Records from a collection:
+++++
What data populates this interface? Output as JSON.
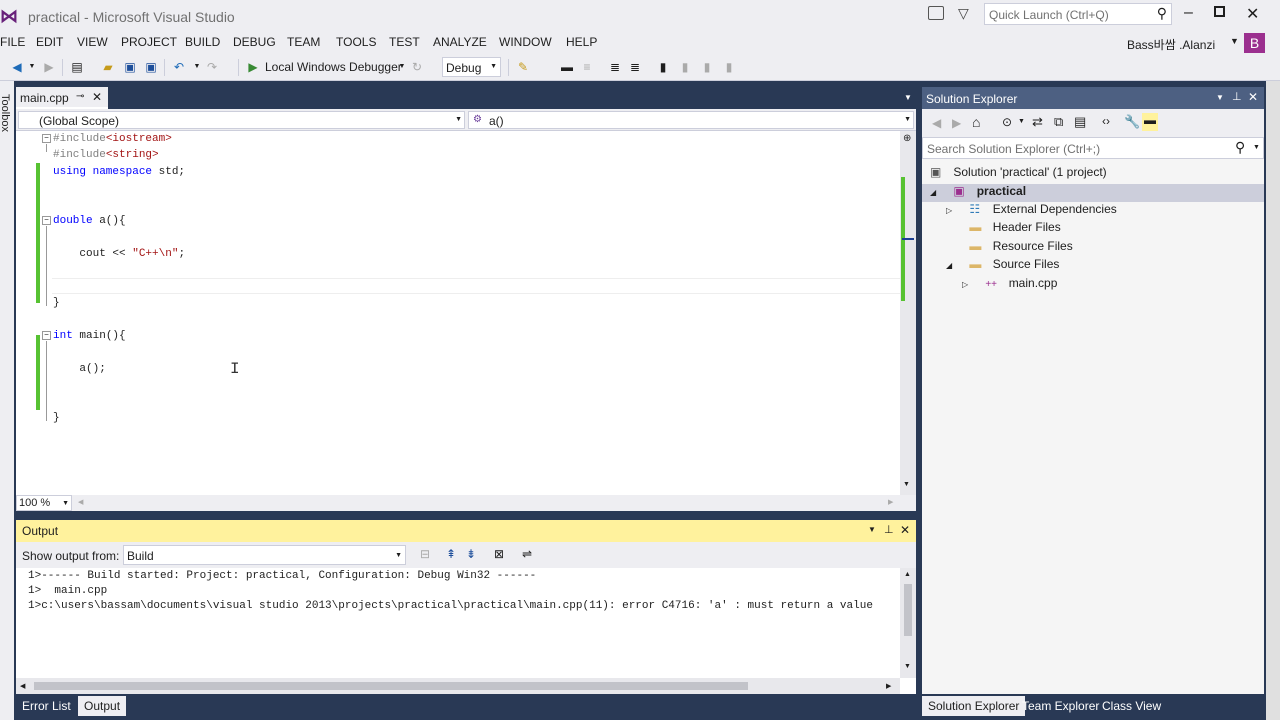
{
  "window": {
    "title": "practical - Microsoft Visual Studio",
    "quick_launch_placeholder": "Quick Launch (Ctrl+Q)",
    "user": "Bass바쌈 .Alanzi",
    "user_initial": "B"
  },
  "menu": [
    "FILE",
    "EDIT",
    "VIEW",
    "PROJECT",
    "BUILD",
    "DEBUG",
    "TEAM",
    "TOOLS",
    "TEST",
    "ANALYZE",
    "WINDOW",
    "HELP"
  ],
  "toolbar": {
    "debugger_label": "Local Windows Debugger",
    "config": "Debug"
  },
  "side_strip": "Toolbox",
  "editor": {
    "tab": "main.cpp",
    "scope": "(Global Scope)",
    "member": "a()",
    "zoom": "100 %",
    "lines": [
      {
        "text": "#include<iostream>"
      },
      {
        "text": "#include<string>"
      },
      {
        "text": "using namespace std;"
      },
      {
        "text": ""
      },
      {
        "text": ""
      },
      {
        "text": "double a(){"
      },
      {
        "text": ""
      },
      {
        "text": "    cout << \"C++\\n\";"
      },
      {
        "text": ""
      },
      {
        "text": ""
      },
      {
        "text": "}"
      },
      {
        "text": ""
      },
      {
        "text": "int main(){"
      },
      {
        "text": ""
      },
      {
        "text": "    a();"
      },
      {
        "text": ""
      },
      {
        "text": ""
      },
      {
        "text": "}"
      }
    ]
  },
  "output": {
    "title": "Output",
    "show_from_label": "Show output from:",
    "source": "Build",
    "lines": [
      "1>------ Build started: Project: practical, Configuration: Debug Win32 ------",
      "1>  main.cpp",
      "1>c:\\users\\bassam\\documents\\visual studio 2013\\projects\\practical\\practical\\main.cpp(11): error C4716: 'a' : must return a value"
    ]
  },
  "bottom_tabs": [
    "Error List",
    "Output"
  ],
  "solution_explorer": {
    "title": "Solution Explorer",
    "search_placeholder": "Search Solution Explorer (Ctrl+;)",
    "items": [
      {
        "label": "Solution 'practical' (1 project)"
      },
      {
        "label": "practical"
      },
      {
        "label": "External Dependencies"
      },
      {
        "label": "Header Files"
      },
      {
        "label": "Resource Files"
      },
      {
        "label": "Source Files"
      },
      {
        "label": "main.cpp"
      }
    ],
    "tabs": [
      "Solution Explorer",
      "Team Explorer",
      "Class View"
    ]
  }
}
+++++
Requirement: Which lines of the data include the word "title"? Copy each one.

Solved problem:
    "title": "practical - Microsoft Visual Studio",
    "title": "Output",
    "title": "Solution Explorer",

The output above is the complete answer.